If Democrats want McAuliffe's gains for the party -- including fundraising, voter lists, e-mail lists, and getting out of debt -- and to build on the energy of Howard Dean, "We need a vision, we need a program, we need unity, and we need clarity -- and you can do it."
Clinton also tried to buck up a party left licking its wounds after November's loss, urging the faithful not to believe commentators who say the sky is falling and Democrats can't win, either because they give Clinton credit for too much (comparing himself to Michael Jordan with a 4-foot vertical jump), blame him for the party's problems, or say that Democrats are splitting the difference between themselves and Republicans. "That is a lie -- a factual lie," Clinton said. And "when all these people tell you we're about to be buried, tell them to get a life and look at history."
Kerry "warmed" the crowd up by ticking off McAuliffe's accomplishments in improving the party's organization and outreach, promising that the grassroots are the way Democrats will win -- beginning with 2005 governor's races -- Corzine in New Jersey and Kaine in Virginia.
Kerry also looked forward to Saturday, and the coronation of Howard Dean.
"I watched him campaign with an energy and affection for the country that is special. It's not often that people running against each other can turn around right away and work together. We didn't just become political friends; we became real friends."
The party will continue to grow under Dean, Kerry said, and mentioned his $1 million check to the party to continue grassroots party building.
Poignant moment: a chance encounter between Joe Trippi, Dean's former campaign manager, and Jimmy Dean, Dean's brother. The two chatted politely for about a minute, and then Trippi implored Jimmy Dean to tell Howard "how proud I am of him. Really. Just tell him that." Trippi was on the verge of tears.
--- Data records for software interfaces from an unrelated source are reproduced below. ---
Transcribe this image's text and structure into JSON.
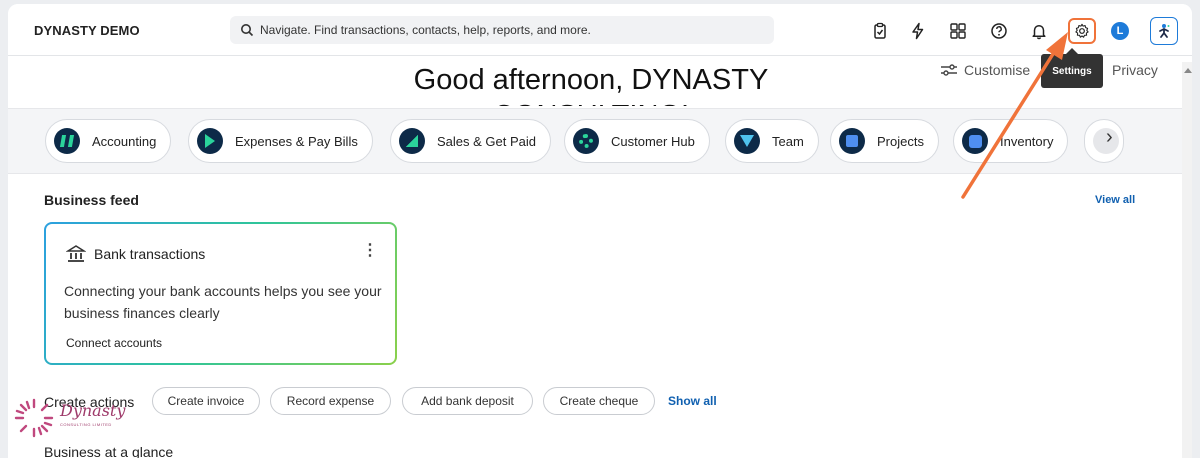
{
  "header": {
    "company": "DYNASTY DEMO",
    "search_placeholder": "Navigate. Find transactions, contacts, help, reports, and more.",
    "avatar_initial": "L",
    "tooltip": "Settings",
    "icons": [
      "task-icon",
      "bolt-icon",
      "apps-icon",
      "help-icon",
      "bell-icon",
      "gear-icon",
      "avatar",
      "assistant-icon"
    ]
  },
  "greeting": {
    "line1": "Good afternoon, DYNASTY",
    "line2": "CONSULTING!",
    "customise": "Customise",
    "privacy": "Privacy"
  },
  "nav": {
    "pills": [
      {
        "label": "Accounting",
        "icon": "accounting-icon",
        "color": "#2bd49b"
      },
      {
        "label": "Expenses & Pay Bills",
        "icon": "expenses-icon",
        "color": "#2bd49b"
      },
      {
        "label": "Sales & Get Paid",
        "icon": "sales-icon",
        "color": "#2bd49b"
      },
      {
        "label": "Customer Hub",
        "icon": "customer-hub-icon",
        "color": "#2bd49b"
      },
      {
        "label": "Team",
        "icon": "team-icon",
        "color": "#4fc3ee"
      },
      {
        "label": "Projects",
        "icon": "projects-icon",
        "color": "#4f8ff0"
      },
      {
        "label": "Inventory",
        "icon": "inventory-icon",
        "color": "#4f8ff0"
      }
    ]
  },
  "feed": {
    "title": "Business feed",
    "view_all": "View all",
    "card": {
      "title": "Bank transactions",
      "body": "Connecting your bank accounts helps you see your business finances clearly",
      "link": "Connect accounts"
    }
  },
  "create_actions": {
    "label": "Create actions",
    "buttons": [
      "Create invoice",
      "Record expense",
      "Add bank deposit",
      "Create cheque"
    ],
    "show_all": "Show all"
  },
  "glance": "Business at a glance",
  "watermark": {
    "name": "Dynasty",
    "sub": "CONSULTING LIMITED"
  },
  "colors": {
    "highlight": "#f0733a",
    "link": "#1060b0",
    "brand_dark": "#0d2a48"
  }
}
We also thought it was classy that Jack Oliver came, although he looked a little fish-out-of-watery to our eyes.
The Washington Post's Dan Balz looks at the rather candid, unquiet exit of DNC chairman Terry McAuliffe, who at this late date is throwing a little criticism at John Kerry's decision not to go after President Bush in his convention speech and his slow-off-the-mark response to the Swift Boat ads, and how the issue of abortion rights continues to be tough for the party, particularly in the chair's race. LINK
The Washington Post's Peter Carlson reviews the par-tay. LINK
National Journal's Political Insiders Poll, out today, shows that out of 46 Democratic insiders asked, 38 said they thought Howard Dean would have either a '"very positive" or "somewhat positive" impact on the party as DNC chairman. The 38 Republicans were split, with 14 saying they thought he'd have a positive impact, 22 saying he'd having a negative impact, and 2 sitting this round out.
Ron Brownstein of the Los Angeles Times sees a new attitude among Democrats, personified by Howard Dean and realized through a more combative style, as a way for them to put the screws to the President during his second term. They're more likely to throw down and less likely to accommodate this time around, but the combativeness could be due more to anxiety than a feeling that their footing is secure. LINK